Hayhook – Global Communication Mixes

If this site wasn’t named ‘A Strangely Isolated Place’, it would probably be called, “76.14”. Without a doubt, the legends behind one of my favourite ambient/electronic albums of all time, Global Communication are an elusive pair nowadays. I had to pass up on a a rare gig not too long ago at the British Library because it was my girlfriends birthday (priorities eh?!) and these sets from Hayhook make it just that little bit worse – once again reminding me just how talented Tom Middleton and Mark Pritchard are.

From the sublime ambient take on Slowdive, to the balearic Beloved remix and the Jedi Knights jams, these mixes have every corner of Tom and Mark’s epic journey covered.

Thanks to m:cast for originally finding and posting the mixes. You can also get all of Hayhook’s mixes over on Percussion Lab.

Global Communication Remotion Chilled Mix – Download / more info
Tracklist:
01: Alpha Phase – Chapterhouse
02: On [Reload Remix] – Aphex Twin
03: Ride [Global Communication Dub Mix] – Soft Ballet
04: In Mind [The Reload 147 Take] – Slowdive
05: Visual Cortex [The Reload Redifinition] – Schaft
06: Gamma Phase – Chapterhouse
07: Amor Real [Global Communication Remix] – Jon Anderson
08: Rollercoaster [Global Communication Yellow Submarine Re-Take] – The Grid
09: Wild Horse [Global Mix Communication] – Nav Katze
10: Beta Phase – Chapterhouse
11: Aspirin [Global Communication Mix] – Sensorama

Global Communication Universal Language Chilled Mix 1 – Download / more info
Tracklist:
01: 9:39 – Global Communication
02: Sublime Creation – Global Communication
03: Ob-Selon Mi-Nos [Global Communication Mix] – Mystic Institute
04: Amenity [33rpm] – Reload/Link
05: Le Soleil Et La Mer – Reload & E621
06: Arcadian [Global Communication Mix] – Link
07: Maiden Voyage I – Global Communication
08: The Augur – Link
09: Soaring – Reload
10: Peschi [Short Stories Version] – Reload & E621
11: The Biosphere [Global Communication Mix] – Reload & E621
12: Human Blancmange – The Jedi Knights
13: Isolation Part 2 – Pulusha
14: Aural Sedative – Amba

Global Communication Universal Language Chilled Mix 2 – Download / more info
Tracklist:
01: Aznyte Falls – Amba
02: 4:14 – Global Communication
03: Incidental Harmony – Global Communication
04: 9:25 – Global Communication
05: Delta Phase – Chapterhouse/Global Communication
06: Ehn – Reload & E621
07: The Truth – Jedi Knights
08: Ahn – Reload
09: Bless This [Global Communication Remix] – Jon Anderson
10: Funk In the Fridge – Global Communication
11: Natural High [Global Communication Remix] – Warp 69
12: 6-8 Rhodes – Reload
13: Epsilon Phase – Chapterhouse/Global Communication
14: Isolation (Part 1) – Pulusha
15: Enchanting – Amba

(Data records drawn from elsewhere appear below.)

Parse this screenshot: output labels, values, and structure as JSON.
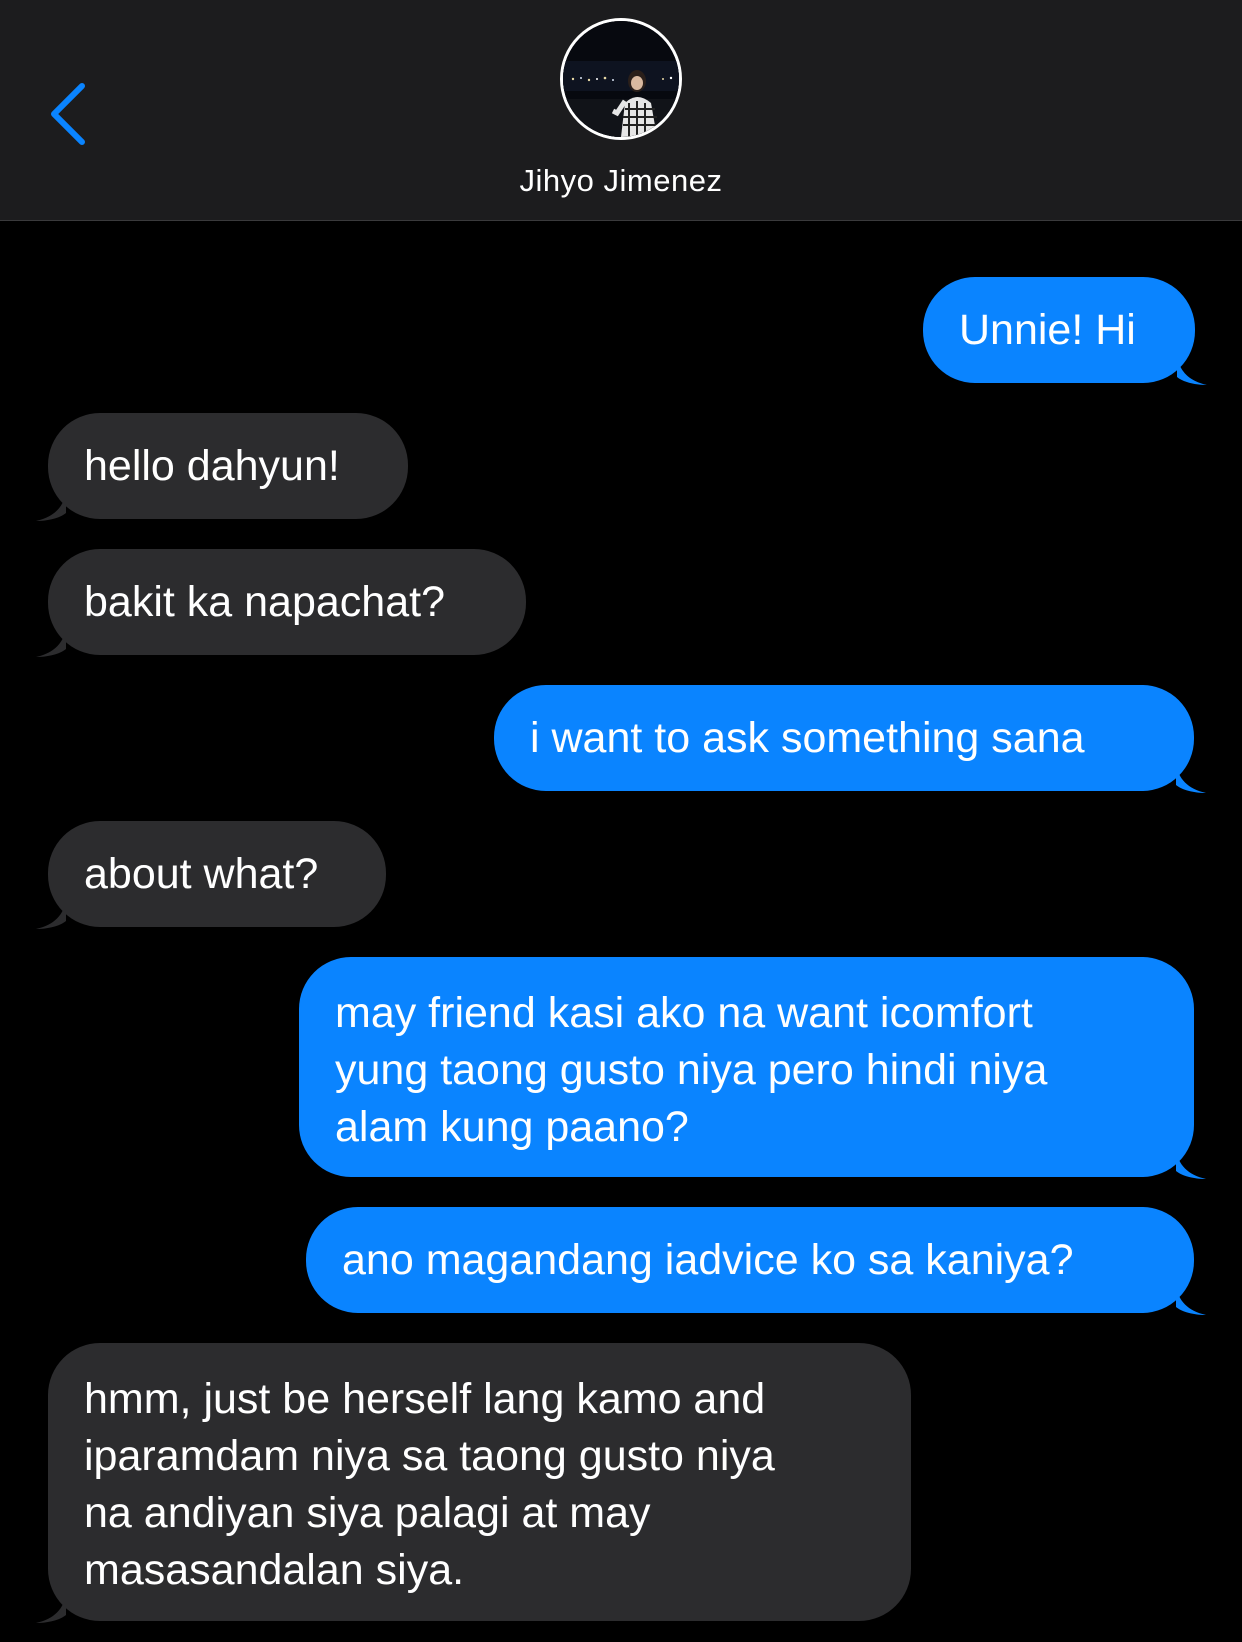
{
  "header": {
    "contact_name": "Jihyo Jimenez"
  },
  "colors": {
    "sent_bubble": "#0a84ff",
    "received_bubble": "#2c2c2e",
    "header_bg": "#1c1c1e",
    "back_chevron": "#0a84ff"
  },
  "icons": {
    "back": "chevron-left-icon",
    "avatar": "contact-photo"
  },
  "messages": [
    {
      "direction": "sent",
      "text": "Unnie! Hi"
    },
    {
      "direction": "received",
      "text": "hello dahyun!"
    },
    {
      "direction": "received",
      "text": "bakit ka napachat?"
    },
    {
      "direction": "sent",
      "text": "i want to ask something sana"
    },
    {
      "direction": "received",
      "text": "about what?"
    },
    {
      "direction": "sent",
      "text": "may friend kasi ako na want icomfort\nyung taong gusto niya pero hindi niya\nalam kung paano?"
    },
    {
      "direction": "sent",
      "text": "ano magandang iadvice ko sa kaniya?"
    },
    {
      "direction": "received",
      "text": "hmm, just be herself lang kamo and\niparamdam niya sa taong gusto niya\nna andiyan siya palagi at may\nmasasandalan siya."
    }
  ]
}
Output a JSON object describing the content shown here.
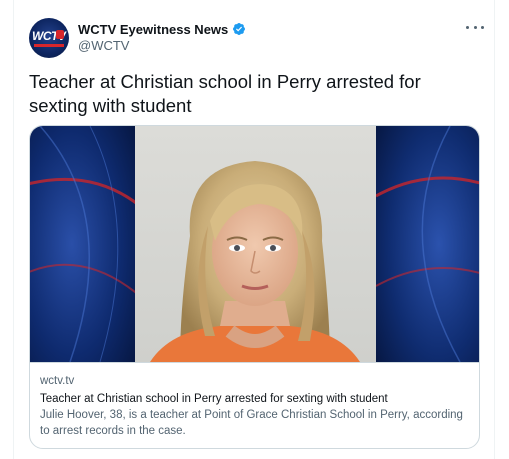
{
  "account": {
    "display_name": "WCTV Eyewitness News",
    "handle": "@WCTV",
    "verified": true,
    "avatar_logo_text": "WCTV",
    "avatar_icon": "wctv-logo"
  },
  "tweet": {
    "text": "Teacher at Christian school in Perry arrested for sexting with student"
  },
  "card": {
    "domain": "wctv.tv",
    "title": "Teacher at Christian school in Perry arrested for sexting with student",
    "description": "Julie Hoover, 38, is a teacher at Point of Grace Christian School in Perry, according to arrest records in the case.",
    "image_icon": "mugshot-photo"
  },
  "colors": {
    "brand_blue": "#1d9bf0",
    "text_primary": "#0f1419",
    "text_secondary": "#536471",
    "border": "#cfd9de",
    "background_blue": "#0b2a72",
    "accent_red": "#c8262b"
  }
}
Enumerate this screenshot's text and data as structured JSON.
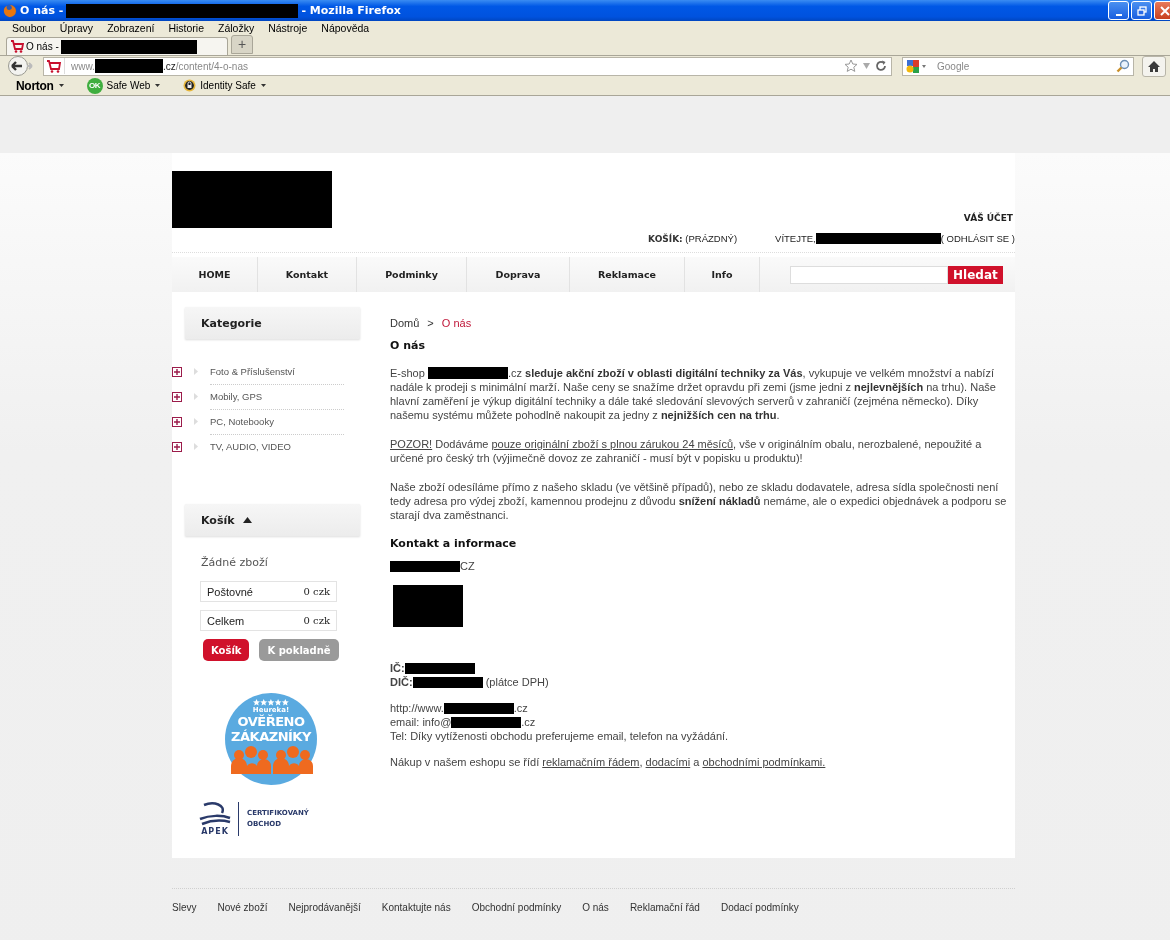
{
  "window": {
    "title": [
      {
        "kind": "text",
        "text": "O nás -"
      },
      {
        "kind": "redacted"
      },
      {
        "kind": "text",
        "text": "- Mozilla Firefox"
      }
    ]
  },
  "menu": [
    "Soubor",
    "Úpravy",
    "Zobrazení",
    "Historie",
    "Záložky",
    "Nástroje",
    "Nápověda"
  ],
  "tabs": [
    {
      "title": [
        {
          "kind": "text",
          "text": "O nás -"
        },
        {
          "kind": "redacted"
        }
      ],
      "selected": true
    }
  ],
  "new_tab": "+",
  "address": [
    {
      "kind": "text",
      "text": "www."
    },
    {
      "kind": "redacted"
    },
    {
      "kind": "host",
      "text": ".cz"
    },
    {
      "kind": "text",
      "text": "/content/4-o-nas"
    }
  ],
  "web_search": {
    "placeholder": "Google"
  },
  "toolbar": [
    {
      "kind": "brand",
      "label": "Norton"
    },
    {
      "kind": "safeweb",
      "label": "Safe Web",
      "badge": "OK"
    },
    {
      "kind": "identity",
      "label": "Identity Safe"
    }
  ],
  "header": {
    "account": "VÁŠ ÚČET",
    "cart_label": "KOŠÍK:",
    "cart_value": "(PRÁZDNÝ)",
    "welcome": [
      {
        "kind": "text",
        "text": "VÍTEJTE,"
      },
      {
        "kind": "redacted"
      },
      {
        "kind": "action",
        "text": "( ODHLÁSIT SE )"
      }
    ]
  },
  "nav": [
    "HOME",
    "Kontakt",
    "Podminky",
    "Doprava",
    "Reklamace",
    "Info"
  ],
  "search_button": "Hledat",
  "sidebar": {
    "categories_title": "Kategorie",
    "categories": [
      "Foto & Příslušenství",
      "Mobily, GPS",
      "PC, Notebooky",
      "TV, AUDIO, VIDEO"
    ],
    "cart_title": "Košík",
    "cart_empty": "Žádné zboží",
    "cart_rows": [
      {
        "label": "Poštovné",
        "value": "0 czk"
      },
      {
        "label": "Celkem",
        "value": "0 czk"
      }
    ],
    "cart_buttons": [
      {
        "label": "Košík",
        "kind": "primary"
      },
      {
        "label": "K pokladně",
        "kind": "secondary"
      }
    ],
    "heureka": {
      "brand": "Heureka!",
      "line_1": "OVĚŘENO",
      "line_2": "ZÁKAZNÍKY"
    },
    "apek": {
      "name": "APEK",
      "line_1": "CERTIFIKOVANÝ",
      "line_2": "OBCHOD"
    }
  },
  "breadcrumb": [
    {
      "label": "Domů",
      "selected": false
    },
    {
      "label": "O nás",
      "selected": true
    }
  ],
  "breadcrumb_separator": ">",
  "heading": "O nás",
  "paragraphs": [
    [
      {
        "kind": "text",
        "text": "E-shop "
      },
      {
        "kind": "redacted"
      },
      {
        "kind": "text",
        "text": ".cz **sleduje akční zboží v oblasti digitální techniky za Vás**, vykupuje ve velkém množství a nabízí nadále k prodeji s minimální marží. Naše ceny se snažíme držet opravdu při zemi (jsme jedni z **nejlevnějších** na trhu). Naše hlavní zaměření je výkup digitální techniky a dále také sledování slevových serverů v zahraničí (zejména německo). Díky našemu systému můžete pohodlně nakoupit za jedny z **nejnižších cen na trhu**."
      }
    ],
    [
      {
        "kind": "link",
        "text": "POZOR!"
      },
      {
        "kind": "text",
        "text": " Dodáváme "
      },
      {
        "kind": "link",
        "text": "pouze originální zboží s plnou zárukou 24 měsíců"
      },
      {
        "kind": "text",
        "text": ", vše v originálním obalu, nerozbalené, nepoužité a určené pro český trh (výjimečně dovoz ze zahraničí - musí být v popisku u produktu)!"
      }
    ],
    [
      {
        "kind": "text",
        "text": "Naše zboží odesíláme přímo z našeho skladu (ve většině případů), nebo ze skladu dodavatele, adresa sídla společnosti není tedy adresa pro výdej zboží, kamennou prodejnu z důvodu **snížení nákladů** nemáme, ale o expedici objednávek a podporu se starají dva zaměstnanci."
      }
    ]
  ],
  "contact_heading": "Kontakt a informace",
  "contact_blocks": [
    [
      [
        {
          "kind": "redacted"
        },
        {
          "kind": "text",
          "text": "CZ"
        }
      ]
    ],
    [
      [
        {
          "kind": "redacted_block"
        }
      ]
    ],
    [
      [
        {
          "kind": "label",
          "text": "IČ:"
        },
        {
          "kind": "redacted"
        }
      ],
      [
        {
          "kind": "label",
          "text": "DIČ:"
        },
        {
          "kind": "redacted"
        },
        {
          "kind": "text",
          "text": " (plátce DPH)"
        }
      ]
    ],
    [
      [
        {
          "kind": "text",
          "text": "http://www."
        },
        {
          "kind": "redacted"
        },
        {
          "kind": "text",
          "text": ".cz"
        }
      ],
      [
        {
          "kind": "text",
          "text": "email: info@"
        },
        {
          "kind": "redacted"
        },
        {
          "kind": "text",
          "text": ".cz"
        }
      ],
      [
        {
          "kind": "text",
          "text": "Tel: Díky vytíženosti obchodu preferujeme email, telefon na vyžádání."
        }
      ]
    ]
  ],
  "terms": [
    {
      "kind": "text",
      "text": "Nákup v našem eshopu se řídí "
    },
    {
      "kind": "link",
      "text": "reklamačním řádem"
    },
    {
      "kind": "text",
      "text": ", "
    },
    {
      "kind": "link",
      "text": "dodacími"
    },
    {
      "kind": "text",
      "text": " a "
    },
    {
      "kind": "link",
      "text": "obchodními podmínkami."
    }
  ],
  "footer": [
    "Slevy",
    "Nové zboží",
    "Nejprodávanější",
    "Kontaktujte nás",
    "Obchodní podmínky",
    "O nás",
    "Reklamační řád",
    "Dodací podmínky"
  ]
}
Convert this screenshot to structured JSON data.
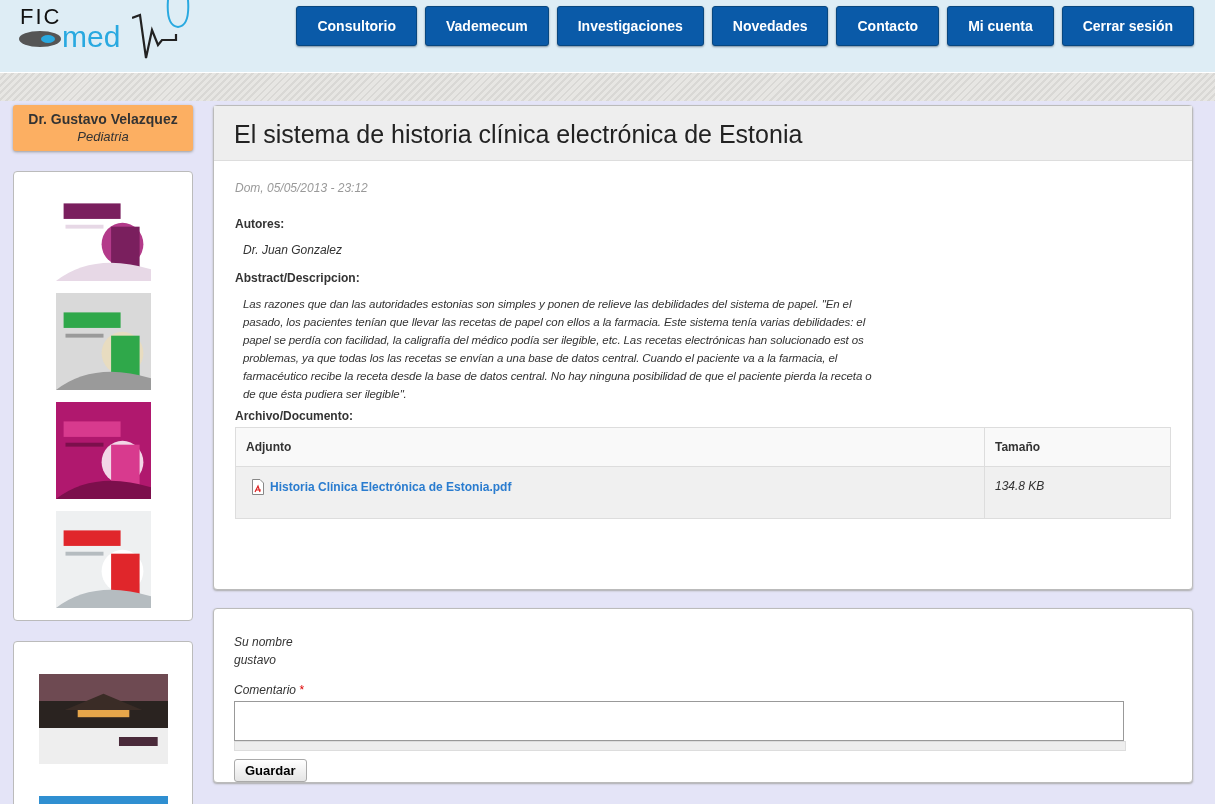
{
  "logo": {
    "top": "FIC",
    "bottom": "med"
  },
  "nav": [
    {
      "label": "Consultorio"
    },
    {
      "label": "Vademecum"
    },
    {
      "label": "Investigaciones"
    },
    {
      "label": "Novedades"
    },
    {
      "label": "Contacto"
    },
    {
      "label": "Mi cuenta"
    },
    {
      "label": "Cerrar sesión"
    }
  ],
  "sidebar": {
    "profile": {
      "name": "Dr. Gustavo Velazquez",
      "specialty": "Pediatria"
    }
  },
  "article": {
    "title": "El sistema de historia clínica electrónica de Estonia",
    "date": "Dom, 05/05/2013 - 23:12",
    "authors_label": "Autores:",
    "authors": "Dr. Juan Gonzalez",
    "abstract_label": "Abstract/Descripcion:",
    "abstract": "Las razones que dan las autoridades estonias son simples y ponen de relieve las debilidades del sistema de papel. \"En el pasado, los pacientes tenían que llevar las recetas de papel con ellos a la farmacia. Este sistema tenía varias debilidades: el papel se perdía con facilidad, la caligrafía del médico podía ser ilegible, etc. Las recetas electrónicas han solucionado est os problemas, ya que todas los las recetas se envían a una base de datos central. Cuando el paciente va a la farmacia, el farmacéutico recibe la receta desde la base de datos central. No hay ninguna posibilidad de que el paciente pierda la receta o de que ésta pudiera ser ilegible\".",
    "files_label": "Archivo/Documento:",
    "table": {
      "columns": [
        "Adjunto",
        "Tamaño"
      ],
      "rows": [
        {
          "file": "Historia Clínica Electrónica de Estonia.pdf",
          "size": "134.8 KB"
        }
      ]
    }
  },
  "comment_form": {
    "name_label": "Su nombre",
    "name_value": "gustavo",
    "comment_label": "Comentario",
    "required_mark": "*",
    "submit": "Guardar"
  }
}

Global Communication – Remotion Beats Mix – Download (via Percussion Lab)
Tracklist:
01: Evolution of the Beast [Global Communication Mix] – Palmskin Productions
02: Evolution of the Beast [The Chameleon Mix] – Palmskin Productions
03: Amazon Amenity [The Chameleon Mix] – Link
04: Gorecki [Global Communication Mix] – Lamb
05: The Sun Rising [Tom’s Drum-n-Bass Mix] – The Beloved
06: The Sun Rising [Mark’s Deep House Mix] – The Beloved
07: The Way [Secret Ingredients Mix] – Global Communication
08: 7’39″ [Link & E621 Appliance of Science Mix] – Global Communication
09: Space Jazz Carnival [Global Communication Mix] – Azymuth
10: Jumbo [Jedis Sugar Hit Mix] – Underworld
11: Disco Magic [Secret Ingredients Mix] – Jedis
12: Crazy Dream [The Reload Retro 313 Future Memory Mix] – Nav Katze
13: Absorber [Jedi Knights Mix 1] – Bomb the Bass
14: Antacid [Jedi Knights Mix] – Link & E621
15: The Flow [Jedi Knights Mix] – Model 500